Scottish Conservative group leader Ruth Davidson raised concerns about online learning, saying it was vital that pupils had “equal access to high-quality education”. Ms Sturgeon said her government had “agonized” over the decision on schools, and said the “fundamental priority” was to re-open them in full as soon as possible.
There are rules on how many can attend funerals (Photo: Getty) Sadly weddings, other than in “exceptional circumstances” cannot take place in England. This will affect the couples who had planned to marry in the coming weeks, including many who will have already rescheduled their cancelled 2020 wedding.
University students will not be allowed to return to campus and will be expected to study from home unless they are undertaking courses in medicine, dentistry, veterinary science, education, social work, and courses which require Professional, Statutory and Regulatory Body (PSB) assessments or mandatory activities that cannot be rescheduled.
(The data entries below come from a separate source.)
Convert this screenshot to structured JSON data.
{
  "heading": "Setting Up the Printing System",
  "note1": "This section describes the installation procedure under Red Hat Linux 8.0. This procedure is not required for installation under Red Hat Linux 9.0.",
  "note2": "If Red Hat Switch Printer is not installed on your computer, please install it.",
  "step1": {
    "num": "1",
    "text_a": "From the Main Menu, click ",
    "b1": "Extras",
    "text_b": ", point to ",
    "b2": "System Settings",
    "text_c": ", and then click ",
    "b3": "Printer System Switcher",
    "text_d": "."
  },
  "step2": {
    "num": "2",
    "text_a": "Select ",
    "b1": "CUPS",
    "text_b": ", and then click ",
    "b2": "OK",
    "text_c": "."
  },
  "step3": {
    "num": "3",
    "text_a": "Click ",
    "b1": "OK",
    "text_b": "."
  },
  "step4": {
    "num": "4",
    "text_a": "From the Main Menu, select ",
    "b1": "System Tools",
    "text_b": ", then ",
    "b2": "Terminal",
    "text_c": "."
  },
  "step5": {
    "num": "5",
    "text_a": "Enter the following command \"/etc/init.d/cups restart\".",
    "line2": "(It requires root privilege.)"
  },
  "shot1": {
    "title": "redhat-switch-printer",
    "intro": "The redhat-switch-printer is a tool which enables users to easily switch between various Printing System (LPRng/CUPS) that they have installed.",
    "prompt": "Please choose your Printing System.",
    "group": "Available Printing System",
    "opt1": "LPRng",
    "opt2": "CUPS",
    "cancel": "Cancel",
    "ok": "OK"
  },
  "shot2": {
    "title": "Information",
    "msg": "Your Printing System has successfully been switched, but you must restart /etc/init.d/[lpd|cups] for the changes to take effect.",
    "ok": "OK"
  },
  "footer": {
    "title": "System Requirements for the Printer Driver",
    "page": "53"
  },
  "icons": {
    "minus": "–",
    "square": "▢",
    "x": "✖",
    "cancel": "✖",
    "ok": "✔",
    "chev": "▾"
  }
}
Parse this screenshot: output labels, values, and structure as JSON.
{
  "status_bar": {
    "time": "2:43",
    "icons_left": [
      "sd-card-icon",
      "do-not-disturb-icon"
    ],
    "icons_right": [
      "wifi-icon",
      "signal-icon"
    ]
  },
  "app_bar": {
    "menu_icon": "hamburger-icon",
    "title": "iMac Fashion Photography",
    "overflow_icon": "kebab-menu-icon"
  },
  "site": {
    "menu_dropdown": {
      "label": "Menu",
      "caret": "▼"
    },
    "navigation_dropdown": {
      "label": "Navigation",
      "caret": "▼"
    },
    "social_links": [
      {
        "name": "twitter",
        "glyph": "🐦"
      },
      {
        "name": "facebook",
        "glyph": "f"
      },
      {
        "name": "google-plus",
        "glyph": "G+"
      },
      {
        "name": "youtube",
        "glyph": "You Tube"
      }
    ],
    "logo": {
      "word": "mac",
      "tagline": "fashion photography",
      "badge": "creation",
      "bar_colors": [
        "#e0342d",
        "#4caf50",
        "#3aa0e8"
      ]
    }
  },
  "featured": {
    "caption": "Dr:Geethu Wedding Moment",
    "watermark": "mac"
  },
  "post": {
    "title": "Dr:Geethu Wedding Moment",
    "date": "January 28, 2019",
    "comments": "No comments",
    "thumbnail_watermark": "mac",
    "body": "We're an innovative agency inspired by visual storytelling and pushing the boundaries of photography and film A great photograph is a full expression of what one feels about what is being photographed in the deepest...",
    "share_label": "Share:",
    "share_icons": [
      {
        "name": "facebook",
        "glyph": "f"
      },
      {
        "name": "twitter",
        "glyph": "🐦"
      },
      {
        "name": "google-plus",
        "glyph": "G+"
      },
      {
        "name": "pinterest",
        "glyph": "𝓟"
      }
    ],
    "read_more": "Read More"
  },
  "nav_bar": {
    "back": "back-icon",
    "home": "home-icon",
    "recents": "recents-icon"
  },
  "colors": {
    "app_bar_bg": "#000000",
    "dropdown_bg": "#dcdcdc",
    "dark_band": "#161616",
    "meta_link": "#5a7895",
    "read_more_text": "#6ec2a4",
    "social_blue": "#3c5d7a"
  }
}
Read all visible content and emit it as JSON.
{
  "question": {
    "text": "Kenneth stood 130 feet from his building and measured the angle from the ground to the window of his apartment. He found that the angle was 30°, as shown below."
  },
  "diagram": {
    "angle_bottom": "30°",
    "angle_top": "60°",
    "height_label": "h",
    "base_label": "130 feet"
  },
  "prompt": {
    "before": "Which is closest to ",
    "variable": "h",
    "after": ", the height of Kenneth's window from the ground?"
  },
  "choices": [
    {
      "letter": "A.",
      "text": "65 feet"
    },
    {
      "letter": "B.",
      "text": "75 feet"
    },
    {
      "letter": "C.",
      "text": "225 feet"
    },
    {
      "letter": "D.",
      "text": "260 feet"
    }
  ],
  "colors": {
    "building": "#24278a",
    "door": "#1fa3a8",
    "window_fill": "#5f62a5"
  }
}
Places of worship can remain open for individual prayers and communal worship, but weddings and civil partnership ceremonies are allowed only in exceptional circumstances, All non-essential shops, hairdressers and personal care salons must close, although supermarkets, pharmacies, off-licences, builders’ merchants and garden centers are among businesses which can stay open.
The new ‘rule of six’ means that social gatherings of more than six people in Scotland will not be allowed, bar some exceptions. Scotland currently remains in phase 3 of its lockdown route map, with a limit of 20 people in place for funeral services.
If you are considered part of the higher risk or extremely high risk group and wish to attend a funeral service in person, then “you must seriously consider this in line with important public health advice applicable to you and available on NHS Inform.” The restrictions are in place to help prevent and mitigate any potential spread of Covid-19 among different households and the wider community.
All attendees must maintain at least a 2-metre distance from each other at all times, except where they are from the same household, or a carer and the person is assisted by the carer. Those in attendance should also maintain good hand and cough hygiene, both before and after attending a service, including regular handwashing. If it is not possible for the person leading the funeral service or providing the eulogy to remain at least 2 meters away from others, or to use a protective screen, then they must wear a face covering.
Much food and whiskey was consumed at wakes, and in some traditions there was a set amount one could drink or was given. It was sometimes a burden for the poor to provide food and drink to all the mourners, but it was also a requirement of the funeral process.
In the 17th century one Englishman put down to paper his not very flattering observances of his tour of Scotland, which did include a Scottish funeral: “When anyone dies, the sexton or bell-man Goethe about the streets, with a small bell in his hand, which he tinkle all along as he Goethe, and now, and then he makes a stand and proclaims who is dead, and invites the people to come to the funeral at such an hour. Ringing a bell seems to have been a common element of funerals in Scotland, and the “bell-man” was paid for his services.